Copy the records below exactly as they appear.

- Records shown:
^^^^^^^^
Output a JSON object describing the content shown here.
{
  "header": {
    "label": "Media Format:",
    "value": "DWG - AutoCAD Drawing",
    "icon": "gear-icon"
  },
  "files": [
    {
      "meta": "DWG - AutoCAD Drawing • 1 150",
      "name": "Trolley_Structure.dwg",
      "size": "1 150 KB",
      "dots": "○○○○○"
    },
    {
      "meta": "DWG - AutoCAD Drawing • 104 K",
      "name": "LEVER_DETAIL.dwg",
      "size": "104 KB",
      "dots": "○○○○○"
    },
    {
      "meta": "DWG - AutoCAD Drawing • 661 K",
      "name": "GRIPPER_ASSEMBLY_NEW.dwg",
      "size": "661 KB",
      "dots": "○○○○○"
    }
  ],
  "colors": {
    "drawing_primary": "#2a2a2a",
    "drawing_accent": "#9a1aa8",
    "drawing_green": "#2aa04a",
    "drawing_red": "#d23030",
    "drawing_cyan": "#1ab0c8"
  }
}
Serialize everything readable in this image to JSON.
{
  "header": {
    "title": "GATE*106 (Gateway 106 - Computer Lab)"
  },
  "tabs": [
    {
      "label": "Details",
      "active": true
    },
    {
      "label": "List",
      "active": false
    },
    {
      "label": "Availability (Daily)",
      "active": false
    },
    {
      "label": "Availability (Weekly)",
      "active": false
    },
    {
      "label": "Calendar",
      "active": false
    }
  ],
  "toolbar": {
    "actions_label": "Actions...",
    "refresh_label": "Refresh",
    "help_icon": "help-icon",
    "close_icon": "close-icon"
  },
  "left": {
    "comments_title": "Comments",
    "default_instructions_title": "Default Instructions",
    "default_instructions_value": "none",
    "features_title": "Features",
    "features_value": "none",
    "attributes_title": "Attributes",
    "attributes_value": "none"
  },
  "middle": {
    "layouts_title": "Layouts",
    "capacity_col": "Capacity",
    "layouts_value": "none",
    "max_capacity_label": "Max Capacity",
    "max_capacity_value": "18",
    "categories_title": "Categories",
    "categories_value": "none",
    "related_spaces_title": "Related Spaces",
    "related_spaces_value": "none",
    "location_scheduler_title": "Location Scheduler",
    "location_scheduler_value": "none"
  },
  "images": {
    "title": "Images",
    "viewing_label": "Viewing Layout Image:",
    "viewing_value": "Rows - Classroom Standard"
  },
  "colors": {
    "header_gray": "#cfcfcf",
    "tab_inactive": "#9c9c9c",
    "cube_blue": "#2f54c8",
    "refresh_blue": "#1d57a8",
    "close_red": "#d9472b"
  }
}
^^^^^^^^
- Response for this exercise:
Output a JSON object describing the content shown here.
{
  "header": {
    "label": "Media Format:",
    "value": "DWG - AutoCAD Drawing",
    "icon": "gear-icon"
  },
  "files": [
    {
      "meta": "DWG - AutoCAD Drawing • 1 150",
      "name": "Trolley_Structure.dwg",
      "size": "1 150 KB",
      "dots": "○○○○○"
    },
    {
      "meta": "DWG - AutoCAD Drawing • 104 K",
      "name": "LEVER_DETAIL.dwg",
      "size": "104 KB",
      "dots": "○○○○○"
    },
    {
      "meta": "DWG - AutoCAD Drawing • 661 K",
      "name": "GRIPPER_ASSEMBLY_NEW.dwg",
      "size": "661 KB",
      "dots": "○○○○○"
    }
  ],
  "colors": {
    "drawing_primary": "#2a2a2a",
    "drawing_accent": "#9a1aa8",
    "drawing_green": "#2aa04a",
    "drawing_red": "#d23030",
    "drawing_cyan": "#1ab0c8"
  }
}
Serialize everything readable in this image to JSON.
{
  "header": {
    "title": "GATE*106 (Gateway 106 - Computer Lab)"
  },
  "tabs": [
    {
      "label": "Details",
      "active": true
    },
    {
      "label": "List",
      "active": false
    },
    {
      "label": "Availability (Daily)",
      "active": false
    },
    {
      "label": "Availability (Weekly)",
      "active": false
    },
    {
      "label": "Calendar",
      "active": false
    }
  ],
  "toolbar": {
    "actions_label": "Actions...",
    "refresh_label": "Refresh",
    "help_icon": "help-icon",
    "close_icon": "close-icon"
  },
  "left": {
    "comments_title": "Comments",
    "default_instructions_title": "Default Instructions",
    "default_instructions_value": "none",
    "features_title": "Features",
    "features_value": "none",
    "attributes_title": "Attributes",
    "attributes_value": "none"
  },
  "middle": {
    "layouts_title": "Layouts",
    "capacity_col": "Capacity",
    "layouts_value": "none",
    "max_capacity_label": "Max Capacity",
    "max_capacity_value": "18",
    "categories_title": "Categories",
    "categories_value": "none",
    "related_spaces_title": "Related Spaces",
    "related_spaces_value": "none",
    "location_scheduler_title": "Location Scheduler",
    "location_scheduler_value": "none"
  },
  "images": {
    "title": "Images",
    "viewing_label": "Viewing Layout Image:",
    "viewing_value": "Rows - Classroom Standard"
  },
  "colors": {
    "header_gray": "#cfcfcf",
    "tab_inactive": "#9c9c9c",
    "cube_blue": "#2f54c8",
    "refresh_blue": "#1d57a8",
    "close_red": "#d9472b"
  }
}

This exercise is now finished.